Perhaps you have stood on a beach at a lagoon mouth and watched what happens when a stormy sea breaks through the sand berm that had sealed off the lagoon. It starts as a small stream, but soon turns into a rapid torrent as the sand wears away, and the higher lagoon water heads downhill to the sea. Something like … Read More

Geo-Joint: Plastic Water Bottles

This may be an unbelievable thing to younger readers of the Geo-Joint, but 30 or 40 years ago people only very rarely drank water out of a personal container other than a glass or a cup. Sure, there were army surplus canteens, and bottles you could fill with water to take with you on a hike. But outside of some … Read More

Geo-Joint: Hot Springs—Nature’s Soothing Soak

The natural delights of the world range from gorgeous sunsets for the eyes, to powder snow and peeling waves for ecstatic motion, to the music of bird calls for the ears. But for pure sensory immersion, little beats the blissful relaxation of soaking in natural hot springs. Long before the advent of the Jacuzzi, hot springs provided comfort for the … Read More

Geo-Joint: Delaware’s Twelve-Mile Circle

The Geo-Joint brings up the subject of borders every once in a while because they’re so basic to how humans define their place on earth. We solidify our styles, foods, cultures, and even our gene pools according to borders that define “us” and “them.” So as artificial as they often are, their importance can’t be denied. We’ve also talked about … Read More

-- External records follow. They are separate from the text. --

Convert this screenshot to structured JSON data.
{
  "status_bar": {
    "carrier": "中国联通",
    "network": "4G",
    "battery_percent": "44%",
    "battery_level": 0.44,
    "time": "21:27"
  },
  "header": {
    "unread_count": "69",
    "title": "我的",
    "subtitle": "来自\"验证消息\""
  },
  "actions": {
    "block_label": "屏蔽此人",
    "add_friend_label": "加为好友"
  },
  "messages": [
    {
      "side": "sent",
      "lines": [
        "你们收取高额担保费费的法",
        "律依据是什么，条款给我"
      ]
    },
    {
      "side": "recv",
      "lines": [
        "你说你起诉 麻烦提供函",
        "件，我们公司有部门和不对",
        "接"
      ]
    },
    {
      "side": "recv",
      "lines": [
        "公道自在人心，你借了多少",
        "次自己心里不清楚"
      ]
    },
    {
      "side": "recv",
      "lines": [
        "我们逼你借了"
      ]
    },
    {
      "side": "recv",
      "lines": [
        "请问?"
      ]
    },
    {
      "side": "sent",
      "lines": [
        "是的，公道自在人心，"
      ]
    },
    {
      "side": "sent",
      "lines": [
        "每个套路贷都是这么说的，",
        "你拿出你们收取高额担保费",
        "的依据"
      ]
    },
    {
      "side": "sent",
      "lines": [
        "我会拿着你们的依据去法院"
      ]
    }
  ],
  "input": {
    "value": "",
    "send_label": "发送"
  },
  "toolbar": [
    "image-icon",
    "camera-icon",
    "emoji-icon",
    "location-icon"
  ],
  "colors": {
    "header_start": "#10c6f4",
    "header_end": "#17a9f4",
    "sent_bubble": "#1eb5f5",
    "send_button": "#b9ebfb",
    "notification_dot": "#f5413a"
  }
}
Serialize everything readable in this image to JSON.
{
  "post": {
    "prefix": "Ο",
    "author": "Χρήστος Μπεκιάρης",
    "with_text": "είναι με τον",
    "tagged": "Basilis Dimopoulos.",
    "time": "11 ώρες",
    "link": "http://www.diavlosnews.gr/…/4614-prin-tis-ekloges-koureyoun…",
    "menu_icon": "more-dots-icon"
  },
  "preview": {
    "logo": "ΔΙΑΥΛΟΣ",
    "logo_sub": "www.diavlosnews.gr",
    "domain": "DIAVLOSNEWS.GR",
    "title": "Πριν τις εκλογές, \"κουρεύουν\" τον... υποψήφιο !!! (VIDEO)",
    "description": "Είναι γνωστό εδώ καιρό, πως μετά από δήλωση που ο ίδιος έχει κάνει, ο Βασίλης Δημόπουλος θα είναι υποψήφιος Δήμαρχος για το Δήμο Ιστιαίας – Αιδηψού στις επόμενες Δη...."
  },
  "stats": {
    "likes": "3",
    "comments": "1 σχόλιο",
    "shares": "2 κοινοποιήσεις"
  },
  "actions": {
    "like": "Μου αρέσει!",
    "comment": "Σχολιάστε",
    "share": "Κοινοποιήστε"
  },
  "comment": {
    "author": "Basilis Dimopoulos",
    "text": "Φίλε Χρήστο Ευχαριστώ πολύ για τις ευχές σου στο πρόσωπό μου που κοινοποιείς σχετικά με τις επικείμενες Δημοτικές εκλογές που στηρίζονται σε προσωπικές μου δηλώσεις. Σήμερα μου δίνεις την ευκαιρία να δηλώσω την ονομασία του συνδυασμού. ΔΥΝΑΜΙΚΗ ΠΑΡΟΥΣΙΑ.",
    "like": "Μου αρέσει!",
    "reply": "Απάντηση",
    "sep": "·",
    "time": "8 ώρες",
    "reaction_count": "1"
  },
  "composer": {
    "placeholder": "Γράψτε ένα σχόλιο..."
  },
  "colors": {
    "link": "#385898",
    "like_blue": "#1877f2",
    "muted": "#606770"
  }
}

Geo-Joint: Glaciers in the Tropics

When you think of the equatorial tropics, chances are the first thing that comes to mind is a beach—a warm, breezy, sea-level scene, complete with coconut palms. Or maybe a lush rainforest, soaking wet and humid, with a steamy heat that makes you break into a sweat just thinking about it. Less likely is the thought of high mountain peaks, … Read More

Geo-Joint: The Lost Nazi Gold Train

The buried gold of pirate stories is the dream of every 8-year-old kid, but historians say pirates were not particularly prone to putting their plunder in a hole and covering it. It’s documented to have happened a few times, though the goods were not commonly buried and left behind unguarded. Burying helped obscure the holdings until the diggers could return … Read More

Geo-Joint: Sandy Beaches on the Move

Does any bit of ground change its appearance on a seasonal, weekly, daily, or even hourly basis as much as the beach? The tide comes in and goes out a couple of times a day in most places, narrowing and widening the margin between land and sea. Different days produce greater or smaller piles of washed-up kelp, flotsam, and jetsam, … Read More

Geo-Joint: Les Grands Goulets

Almost any road, even one crossing a flat valley floor, is the product of careful engineering and hard work. If that road goes over water or through some hills, that much more planning and effort is involved. True mountain roads are really a challenge, but their basic route may follow old game or first-inhabitants’ trails. Rock can be blasted to … Read More